In February of 2017, ICE agents arrested Estrella, an undocumented trans woman, inside an El Paso courthouse. Estrella was there after filing for a protective order, testifying in a domestic abuse hearing against her U.S. citizen ex-boyfriend. Her case became national news — it was the first time that federal immigration agents had ever arrested someone at court. Estrella was later sentenced to serve nine years behind bars for a non-violent crime that she has always maintained her abuser forced her to participate in. In this episode of Latino USA Estrella takes us into the maximum-security Texas men's prison where she is serving out her sentence. Through intimate phone conversation with Maria Hinojosa, we follow Estrella through her first years of incarceration — through the joys of transitioning and finally feeling at home in her body, to the dangers that come from being a woman in one of Texas' most infamous men's prisons. We also learn about a surprising accusation that puts Estrella's relationship with Maria at risk.
Maria Hinojosa talks with reporter Jean Guerrero about her new book, "Hatemonger: Stephen Miller, Donald Trump, and the White Nationalist Agenda," which chronicles the rise of one of President Trump's most influential advisors. Guerrero discusses Miller's California roots, the right-wing figures who mentored him as a young man, and how he's transformed the United States' immigration system.
Today, September 15th, marks the launch of Maria Hinojosa's new book, "Once I Was You: A Memoir of Love and Hate in a Torn America." So we are bringing you an extended version of the conversation Maria had with Lulu Garcia-Navarro for NPR's Weekend Edition Sunday.
An edited version of this interview first aired on NPR's Weekend Edition Sunday on September 13th.
Latino USA and Black Public Media bring you Alzheimer's In Color.

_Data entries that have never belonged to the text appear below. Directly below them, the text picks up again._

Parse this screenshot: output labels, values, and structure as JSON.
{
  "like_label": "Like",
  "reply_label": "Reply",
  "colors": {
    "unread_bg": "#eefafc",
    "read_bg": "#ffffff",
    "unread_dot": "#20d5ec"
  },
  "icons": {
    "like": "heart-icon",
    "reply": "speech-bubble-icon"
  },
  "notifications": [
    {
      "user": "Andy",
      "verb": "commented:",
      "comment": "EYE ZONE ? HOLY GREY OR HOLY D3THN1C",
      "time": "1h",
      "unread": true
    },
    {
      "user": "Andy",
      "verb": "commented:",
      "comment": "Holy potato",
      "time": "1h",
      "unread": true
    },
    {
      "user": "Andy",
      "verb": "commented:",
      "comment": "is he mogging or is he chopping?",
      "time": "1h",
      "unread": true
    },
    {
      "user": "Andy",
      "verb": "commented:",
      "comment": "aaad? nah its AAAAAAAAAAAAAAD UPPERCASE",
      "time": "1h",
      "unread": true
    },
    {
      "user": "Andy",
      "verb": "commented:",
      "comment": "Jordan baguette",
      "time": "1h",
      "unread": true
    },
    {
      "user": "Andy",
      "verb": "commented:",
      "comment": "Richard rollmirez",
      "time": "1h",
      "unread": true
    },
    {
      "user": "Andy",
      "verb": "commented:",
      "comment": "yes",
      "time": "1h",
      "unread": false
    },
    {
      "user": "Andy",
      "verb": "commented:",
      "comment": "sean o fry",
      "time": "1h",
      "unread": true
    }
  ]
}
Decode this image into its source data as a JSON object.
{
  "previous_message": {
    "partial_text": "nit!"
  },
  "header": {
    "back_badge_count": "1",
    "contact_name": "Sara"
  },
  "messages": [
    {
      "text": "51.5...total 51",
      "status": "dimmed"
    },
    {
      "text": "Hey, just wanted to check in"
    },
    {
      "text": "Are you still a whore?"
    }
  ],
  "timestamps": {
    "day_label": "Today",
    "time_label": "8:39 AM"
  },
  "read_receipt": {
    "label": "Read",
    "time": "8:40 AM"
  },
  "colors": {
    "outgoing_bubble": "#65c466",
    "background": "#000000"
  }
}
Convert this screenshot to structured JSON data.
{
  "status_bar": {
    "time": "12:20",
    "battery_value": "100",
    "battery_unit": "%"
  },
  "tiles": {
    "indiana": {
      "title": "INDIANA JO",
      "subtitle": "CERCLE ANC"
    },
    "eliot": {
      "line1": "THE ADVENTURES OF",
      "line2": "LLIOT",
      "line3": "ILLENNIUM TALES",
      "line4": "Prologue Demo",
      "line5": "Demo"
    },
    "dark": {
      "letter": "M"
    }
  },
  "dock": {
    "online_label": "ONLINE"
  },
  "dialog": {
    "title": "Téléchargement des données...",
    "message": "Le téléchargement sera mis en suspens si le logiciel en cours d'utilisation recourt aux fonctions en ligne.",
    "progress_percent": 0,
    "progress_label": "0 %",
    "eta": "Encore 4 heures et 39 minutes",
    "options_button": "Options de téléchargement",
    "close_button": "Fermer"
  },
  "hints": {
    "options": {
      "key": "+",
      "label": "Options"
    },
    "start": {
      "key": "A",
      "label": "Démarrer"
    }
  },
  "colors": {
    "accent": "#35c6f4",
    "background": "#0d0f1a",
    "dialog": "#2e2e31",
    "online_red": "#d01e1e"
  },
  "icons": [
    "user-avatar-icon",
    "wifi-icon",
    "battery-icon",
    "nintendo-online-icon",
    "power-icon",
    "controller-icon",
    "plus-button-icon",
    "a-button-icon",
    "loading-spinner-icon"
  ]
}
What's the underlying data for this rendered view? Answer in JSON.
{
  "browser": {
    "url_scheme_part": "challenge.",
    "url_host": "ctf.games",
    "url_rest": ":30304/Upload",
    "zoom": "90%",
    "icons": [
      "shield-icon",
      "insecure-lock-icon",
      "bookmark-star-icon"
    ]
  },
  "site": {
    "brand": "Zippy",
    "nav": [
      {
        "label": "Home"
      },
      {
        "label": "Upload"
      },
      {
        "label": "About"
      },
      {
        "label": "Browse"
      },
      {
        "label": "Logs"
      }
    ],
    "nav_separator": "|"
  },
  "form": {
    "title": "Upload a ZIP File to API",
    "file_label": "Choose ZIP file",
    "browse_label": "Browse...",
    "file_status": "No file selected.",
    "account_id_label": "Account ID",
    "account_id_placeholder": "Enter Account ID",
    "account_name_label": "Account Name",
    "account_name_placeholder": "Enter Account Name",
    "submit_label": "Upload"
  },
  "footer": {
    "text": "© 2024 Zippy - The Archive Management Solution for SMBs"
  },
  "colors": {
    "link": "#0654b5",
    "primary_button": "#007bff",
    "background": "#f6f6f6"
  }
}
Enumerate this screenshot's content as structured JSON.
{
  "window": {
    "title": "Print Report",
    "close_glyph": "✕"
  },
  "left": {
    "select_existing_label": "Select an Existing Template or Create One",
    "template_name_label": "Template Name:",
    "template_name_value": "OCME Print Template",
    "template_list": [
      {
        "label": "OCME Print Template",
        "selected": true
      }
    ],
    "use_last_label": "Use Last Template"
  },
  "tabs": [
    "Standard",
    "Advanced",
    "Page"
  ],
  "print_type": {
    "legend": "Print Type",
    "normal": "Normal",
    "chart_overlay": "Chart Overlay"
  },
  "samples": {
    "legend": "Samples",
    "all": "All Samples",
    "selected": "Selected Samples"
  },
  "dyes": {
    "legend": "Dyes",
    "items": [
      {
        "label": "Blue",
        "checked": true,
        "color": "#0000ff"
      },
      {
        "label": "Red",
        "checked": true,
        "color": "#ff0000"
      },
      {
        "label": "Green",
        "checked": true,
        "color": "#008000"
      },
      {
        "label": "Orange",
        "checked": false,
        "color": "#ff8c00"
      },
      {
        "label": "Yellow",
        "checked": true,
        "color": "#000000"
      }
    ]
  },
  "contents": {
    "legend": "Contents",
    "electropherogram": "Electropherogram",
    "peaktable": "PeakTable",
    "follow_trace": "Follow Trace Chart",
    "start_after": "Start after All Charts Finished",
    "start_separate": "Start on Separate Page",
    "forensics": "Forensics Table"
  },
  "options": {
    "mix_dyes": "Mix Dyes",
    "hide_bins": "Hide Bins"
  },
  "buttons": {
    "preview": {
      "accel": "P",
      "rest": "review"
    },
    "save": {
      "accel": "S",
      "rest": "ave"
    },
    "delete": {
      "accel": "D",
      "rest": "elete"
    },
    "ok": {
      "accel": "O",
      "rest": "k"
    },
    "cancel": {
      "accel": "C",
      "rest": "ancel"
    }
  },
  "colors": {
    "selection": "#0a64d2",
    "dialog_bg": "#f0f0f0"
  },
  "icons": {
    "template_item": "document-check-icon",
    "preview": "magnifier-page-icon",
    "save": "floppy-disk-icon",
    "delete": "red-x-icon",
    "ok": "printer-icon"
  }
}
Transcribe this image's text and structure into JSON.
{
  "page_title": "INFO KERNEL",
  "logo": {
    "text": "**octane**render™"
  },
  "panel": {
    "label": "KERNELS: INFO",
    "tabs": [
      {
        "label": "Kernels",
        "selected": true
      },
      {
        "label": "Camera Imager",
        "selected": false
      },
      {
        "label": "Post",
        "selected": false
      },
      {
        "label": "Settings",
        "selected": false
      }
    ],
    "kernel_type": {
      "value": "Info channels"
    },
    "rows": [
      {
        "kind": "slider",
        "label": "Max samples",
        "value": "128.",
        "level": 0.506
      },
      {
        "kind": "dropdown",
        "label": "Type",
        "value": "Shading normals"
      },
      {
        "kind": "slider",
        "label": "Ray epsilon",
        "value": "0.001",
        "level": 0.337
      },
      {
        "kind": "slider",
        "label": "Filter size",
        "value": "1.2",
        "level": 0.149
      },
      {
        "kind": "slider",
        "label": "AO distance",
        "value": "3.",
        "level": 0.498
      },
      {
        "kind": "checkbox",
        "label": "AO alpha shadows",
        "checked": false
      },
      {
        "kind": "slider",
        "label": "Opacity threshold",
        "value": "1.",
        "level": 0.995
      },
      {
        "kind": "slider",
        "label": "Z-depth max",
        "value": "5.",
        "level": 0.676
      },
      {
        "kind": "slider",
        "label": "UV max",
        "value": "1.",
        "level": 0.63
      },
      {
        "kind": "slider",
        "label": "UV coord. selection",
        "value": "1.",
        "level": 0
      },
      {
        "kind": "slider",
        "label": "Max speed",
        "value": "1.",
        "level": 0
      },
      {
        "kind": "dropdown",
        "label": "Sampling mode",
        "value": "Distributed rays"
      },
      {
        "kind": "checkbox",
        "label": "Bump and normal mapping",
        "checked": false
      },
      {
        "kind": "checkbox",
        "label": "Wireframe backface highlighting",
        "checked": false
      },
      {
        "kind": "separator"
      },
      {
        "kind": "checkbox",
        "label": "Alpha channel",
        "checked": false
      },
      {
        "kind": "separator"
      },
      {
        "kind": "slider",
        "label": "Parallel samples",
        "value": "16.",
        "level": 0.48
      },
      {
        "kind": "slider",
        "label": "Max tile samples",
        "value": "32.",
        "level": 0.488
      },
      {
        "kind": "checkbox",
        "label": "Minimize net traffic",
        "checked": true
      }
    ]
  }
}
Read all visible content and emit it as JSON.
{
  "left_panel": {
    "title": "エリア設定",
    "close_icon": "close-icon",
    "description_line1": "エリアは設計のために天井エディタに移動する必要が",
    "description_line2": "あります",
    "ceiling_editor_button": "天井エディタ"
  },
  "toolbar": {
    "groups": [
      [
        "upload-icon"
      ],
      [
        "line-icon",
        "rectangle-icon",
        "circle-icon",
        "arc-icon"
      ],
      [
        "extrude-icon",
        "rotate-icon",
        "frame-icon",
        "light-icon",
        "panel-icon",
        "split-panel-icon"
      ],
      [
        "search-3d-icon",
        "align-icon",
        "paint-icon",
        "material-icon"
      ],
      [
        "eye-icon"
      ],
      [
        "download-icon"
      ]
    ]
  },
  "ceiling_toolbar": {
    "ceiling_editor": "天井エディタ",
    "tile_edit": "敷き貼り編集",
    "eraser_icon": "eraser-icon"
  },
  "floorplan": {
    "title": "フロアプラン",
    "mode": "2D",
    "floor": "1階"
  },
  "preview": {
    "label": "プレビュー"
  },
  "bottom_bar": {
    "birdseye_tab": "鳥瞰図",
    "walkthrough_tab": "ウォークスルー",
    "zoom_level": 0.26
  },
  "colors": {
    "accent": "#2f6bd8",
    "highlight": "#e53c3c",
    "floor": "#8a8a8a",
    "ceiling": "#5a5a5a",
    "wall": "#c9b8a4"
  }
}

It's the story of Ramona Latty, a Dominican immigrant, told by her daughter Yvonne, and it mirrors countless other families of color navigating a disease that is ravaging the Latino community. It's been four years now since Ramona was diagnosed. Four years of the lonely journey, which in the end her daughter walks alone, because her mom has no idea what day it is, how old she is or where she is. Ramona lives in a nursing home and COVID-19, and months of separation have accelerated the disease, and Yvonne's despair.
Can you tell us how to get to Sesame Street? Rosita can! In this installment of our How I Made It series, we visit the friendliest block on television to speak with the first full-time bilingual muppet on Sesame Street: Rosita, la Monstrua de las Cuevas. The fuzzy, turquoise-colored 5-year-old first appeared on the show nearly 30 years ago with muppeteer Carmen Osbahr, who helped create the muppet's bright look and personality. Rosita and Carmen talk about their journeys moving from Mexico to Sesame Street and revisit their greatest adventures after nearly 30 years on the show.
Colombian-Canadian singer-songwriter Lido Pimienta tells us how her experience of migration led to her love of Afro-Colombian music, how a beauty pageant and its underlying anti-blackness inspired her new album, and how she came to collaborate with the legendary Afro-Colombian ensemble, Sexteto Tabalá, in her track "Pelo Cucú."